Oil prices have been falling and how. The recession in China, the second largest economy in the world, has meant the demand for crude has been low. On the other hand an increased supply of oil, particularly from Iran has meant crude prices have been steadily falling.

Observers had anticipated that the recent political stand-off between Saudi Arabia and Iran would lead to an increase in oil prices. It has however proved to have little or no  impact on prices.

Iranian output of oil will keep the oversupply situation status quo, even if other oil producing countries intend to cut back on their production. According to The Week (UK Edition), Iran has 50 million barrels ready to be shipped.

The International Energy Agency (IEA) has some important findings to report at the beginning of 2016. India, China and Europe were the leading users of oil, averaging at 1.8 million barrel a day. It is expected to average 1.2 million barrels a day in 2016. IEA also reports that global inventories are expected to continue rising.

Take a look at the graph below. It shows the demand and supply trends as forecasted by IEA for Q1 of 2016.

Some of the key contributors to the slowdown in crude prices will include USA, Japan, France and Germany.

It would be worthwhile to take a look at crude oil current usage patterns among countries.

This mismatch between demand and supply has created huge problems for those involved with oil production. Reuters in its article on this deepening oil crisis had this to report.

Russia's largest private oil producer said on Wednesday it expects the country's output to drop for the first time in many years in 2016.

"Today, the oil industry is near a survival line ... Unfortunately we are cutting drilling," Lukoil's chief executive Vagit Alekperov said. A report said Canada's oil-sands producers were now losing money on every barrel, while U.S. shale producers were "burning cash" at current prices. U.S. commercial crude oil stocks were forecast to have risen by 3 million barrels last week, a Reuters survey taken ahead of weekly inventory data showed on Tuesday.

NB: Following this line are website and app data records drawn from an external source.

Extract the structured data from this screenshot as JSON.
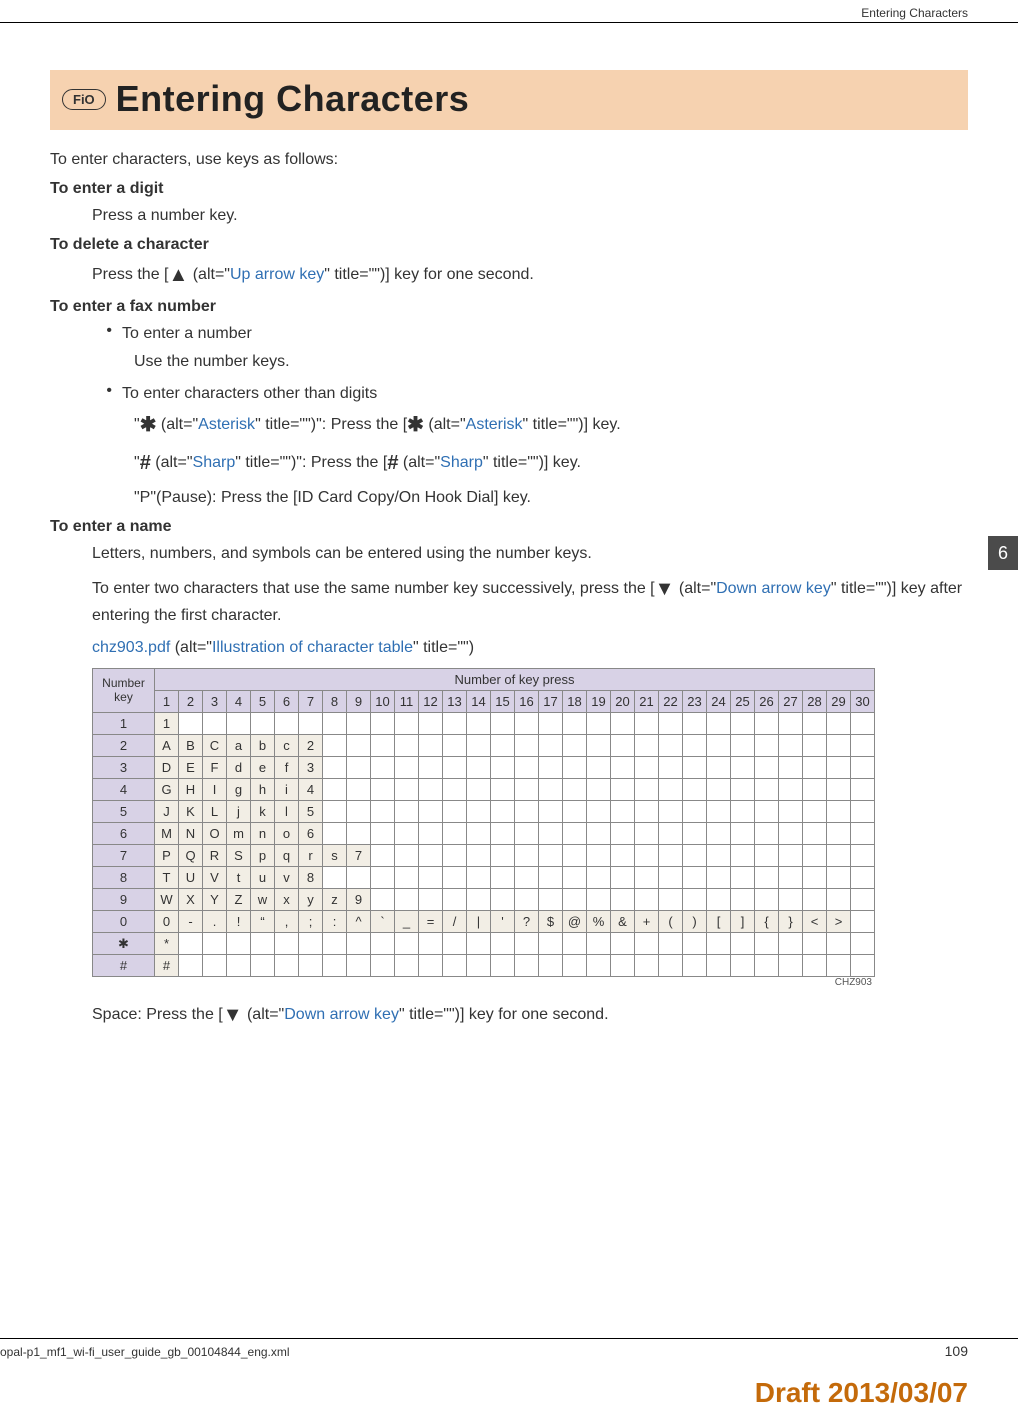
{
  "header": {
    "section": "Entering Characters"
  },
  "side_tab": "6",
  "title": {
    "fio": "FiO",
    "heading": "Entering Characters"
  },
  "intro": "To enter characters, use keys as follows:",
  "s_digit": {
    "h": "To enter a digit",
    "p": "Press a number key."
  },
  "s_delete": {
    "h": "To delete a character",
    "pre": "Press the [",
    "glyph": "▲",
    "alt_open": " (alt=\"",
    "alt_link": "Up arrow key",
    "alt_close": "\" title=\"\")] key for one second."
  },
  "s_fax": {
    "h": "To enter a fax number",
    "b1_label": "To enter a number",
    "b1_body": "Use the number keys.",
    "b2_label": "To enter characters other than digits",
    "l_ast": {
      "q1": "\"",
      "g": "✱",
      "alt1a": " (alt=\"",
      "alt1l": "Asterisk",
      "alt1b": "\" title=\"\")\": Press the [",
      "g2": "✱",
      "alt2a": " (alt=\"",
      "alt2l": "Asterisk",
      "alt2b": "\" title=\"\")] key."
    },
    "l_sh": {
      "q1": "\"",
      "g": "#",
      "alt1a": " (alt=\"",
      "alt1l": "Sharp",
      "alt1b": "\" title=\"\")\": Press the [",
      "g2": "#",
      "alt2a": " (alt=\"",
      "alt2l": "Sharp",
      "alt2b": "\" title=\"\")] key."
    },
    "l_pause": "\"P\"(Pause): Press the [ID Card Copy/On Hook Dial] key."
  },
  "s_name": {
    "h": "To enter a name",
    "p1": "Letters, numbers, and symbols can be entered using the number keys.",
    "p2a": "To enter two characters that use the same number key successively, press the [",
    "p2g": "▼",
    "p2b": " (alt=\"",
    "p2l": "Down arrow key",
    "p2c": "\" title=\"\")] key after entering the first character.",
    "img_file": "chz903.pdf",
    "img_alt_a": " (alt=\"",
    "img_alt_l": "Illustration of character table",
    "img_alt_b": "\" title=\"\")"
  },
  "table": {
    "corner_l1": "Number",
    "corner_l2": "key",
    "super": "Number of key press",
    "cols": [
      "1",
      "2",
      "3",
      "4",
      "5",
      "6",
      "7",
      "8",
      "9",
      "10",
      "11",
      "12",
      "13",
      "14",
      "15",
      "16",
      "17",
      "18",
      "19",
      "20",
      "21",
      "22",
      "23",
      "24",
      "25",
      "26",
      "27",
      "28",
      "29",
      "30"
    ],
    "rows": [
      {
        "k": "1",
        "c": [
          "1"
        ]
      },
      {
        "k": "2",
        "c": [
          "A",
          "B",
          "C",
          "a",
          "b",
          "c",
          "2"
        ]
      },
      {
        "k": "3",
        "c": [
          "D",
          "E",
          "F",
          "d",
          "e",
          "f",
          "3"
        ]
      },
      {
        "k": "4",
        "c": [
          "G",
          "H",
          "I",
          "g",
          "h",
          "i",
          "4"
        ]
      },
      {
        "k": "5",
        "c": [
          "J",
          "K",
          "L",
          "j",
          "k",
          "l",
          "5"
        ]
      },
      {
        "k": "6",
        "c": [
          "M",
          "N",
          "O",
          "m",
          "n",
          "o",
          "6"
        ]
      },
      {
        "k": "7",
        "c": [
          "P",
          "Q",
          "R",
          "S",
          "p",
          "q",
          "r",
          "s",
          "7"
        ]
      },
      {
        "k": "8",
        "c": [
          "T",
          "U",
          "V",
          "t",
          "u",
          "v",
          "8"
        ]
      },
      {
        "k": "9",
        "c": [
          "W",
          "X",
          "Y",
          "Z",
          "w",
          "x",
          "y",
          "z",
          "9"
        ]
      },
      {
        "k": "0",
        "c": [
          "0",
          "-",
          ".",
          "!",
          "“",
          ",",
          ";",
          ":",
          "^",
          "`",
          "_",
          "=",
          "/",
          "|",
          "'",
          "?",
          "$",
          "@",
          "%",
          "&",
          "+",
          "(",
          ")",
          "[",
          "]",
          "{",
          "}",
          "<",
          ">"
        ]
      },
      {
        "k": "✱",
        "c": [
          "*"
        ]
      },
      {
        "k": "#",
        "c": [
          "#"
        ]
      }
    ],
    "caption": "CHZ903"
  },
  "space": {
    "pre": "Space: Press the [",
    "g": "▼",
    "a": " (alt=\"",
    "l": "Down arrow key",
    "b": "\" title=\"\")] key for one second."
  },
  "footer": {
    "file": "opal-p1_mf1_wi-fi_user_guide_gb_00104844_eng.xml",
    "page": "109",
    "draft": "Draft 2013/03/07"
  }
}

The  incoming news of lowered growth rates in China, reduced industry output globally and a poor uptake of oil all point to a recessionary economic outlook in  2016. How the economies of the world are going to jumpstart themselves remains to be seen.